Auto Enrolment Q&As

So who will automatically be enrolled into a workplace pension
scheme?

A workplace pension is a saving scheme for retirement organised through an employer. The employer may have their own scheme, offer one from a specialist pension provider, or use a government-backed scheme.

Under the new system, those who work in the UK, are aged over 22 and under the state pension age, are not already in a scheme, and earn more than £8,105 a year will automatically be enrolled.

Part-time workers who earn less than that can ask to take part if they want to and, if they earn more than £5,564, their employer will be obliged to make a contribution too.

Those aged under 22, or over state pension age and still working, can also opt-in in the same way.

Do I have to take part?

No. You may decide that you need all of your monthly pay to make ends meet or
you have a private pension policy you think is sufficient.

Staff will be given a letter about the scheme when it starts at their workplace. This will explain who the pension provider is. Workers can ask this provider for an opt-out form.

If they fill it in within a month, then their involvement will be cancelled.

If they take longer, then they will start to build up a very small pension pot. This will still exist when the opt-out is processed, but it will just sit there untouched until retirement.

It is worth remembering that by opting out, workers will miss out on the contribution their employer puts into the pension. In the majority of cases, they simply will not get these payments in any other way, such as in their regular pay.

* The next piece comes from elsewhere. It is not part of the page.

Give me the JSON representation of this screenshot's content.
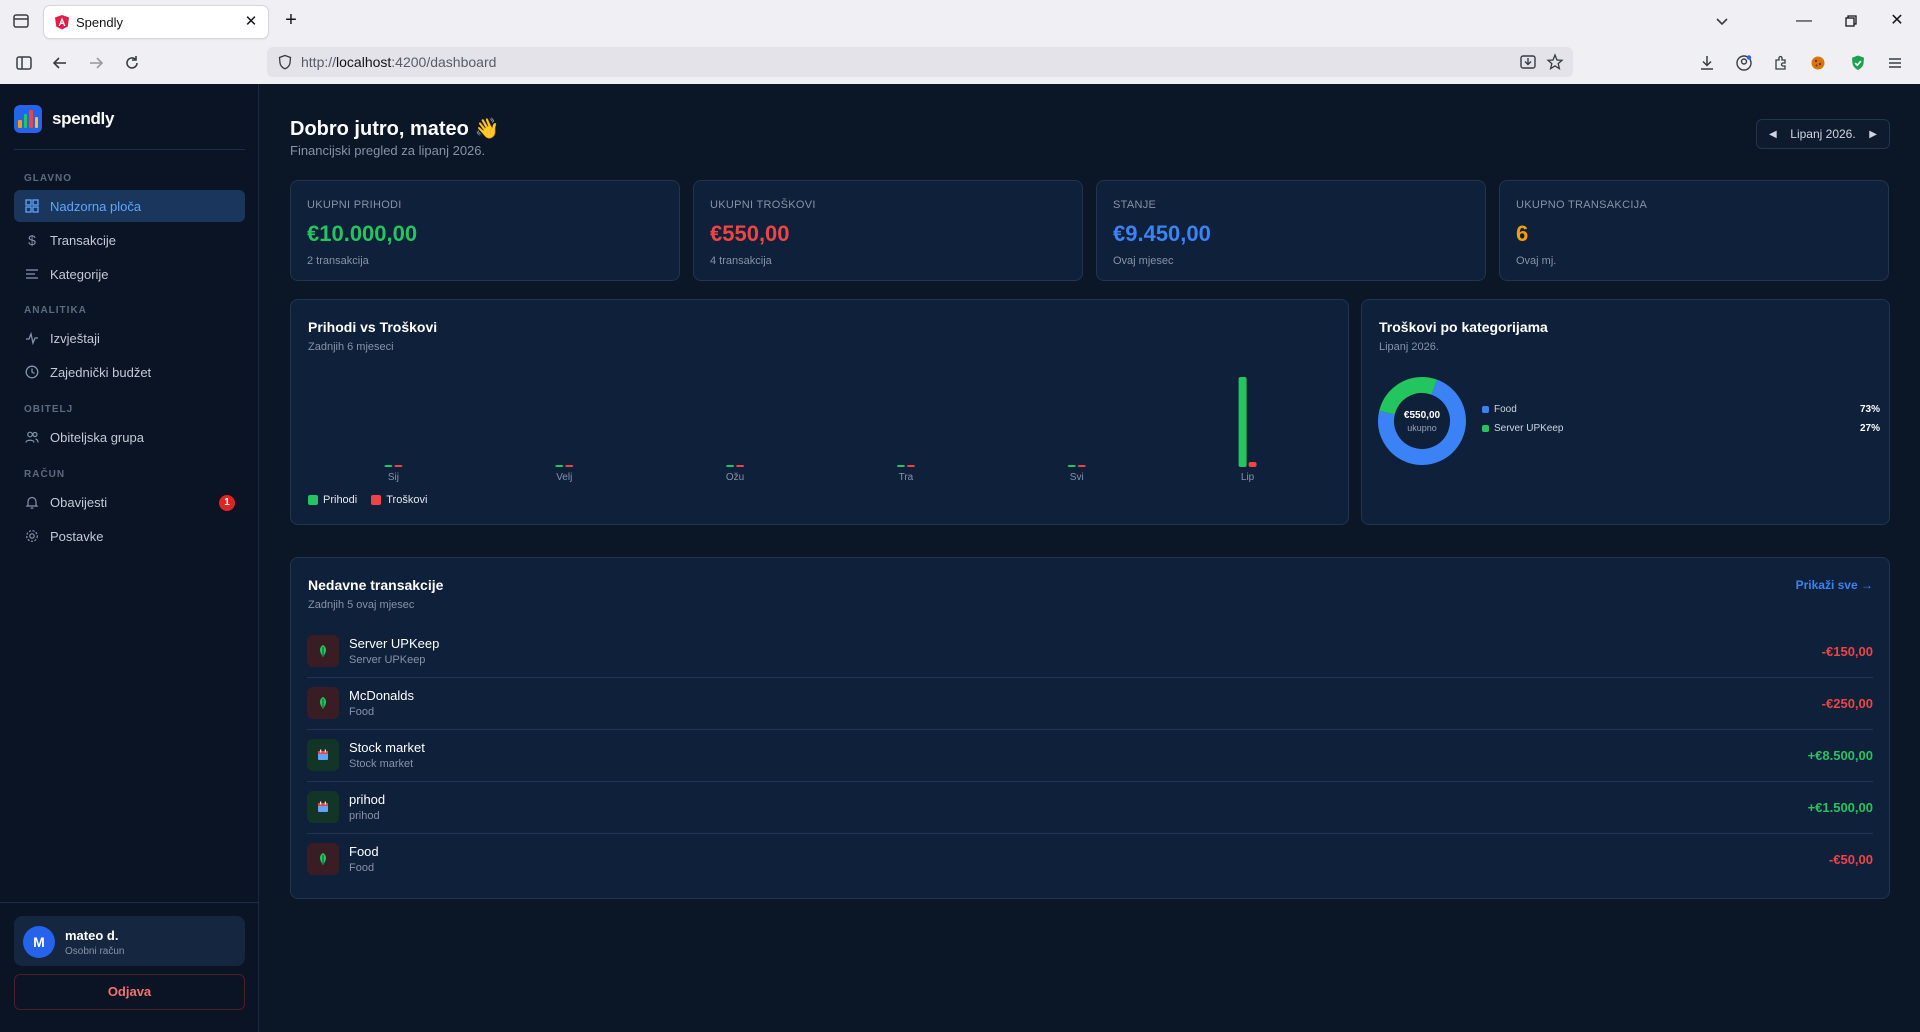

Those who opt out will also be enrolled again every three years by an employer, or after three months at a new job, at which point they will need to complete the opt-out process again.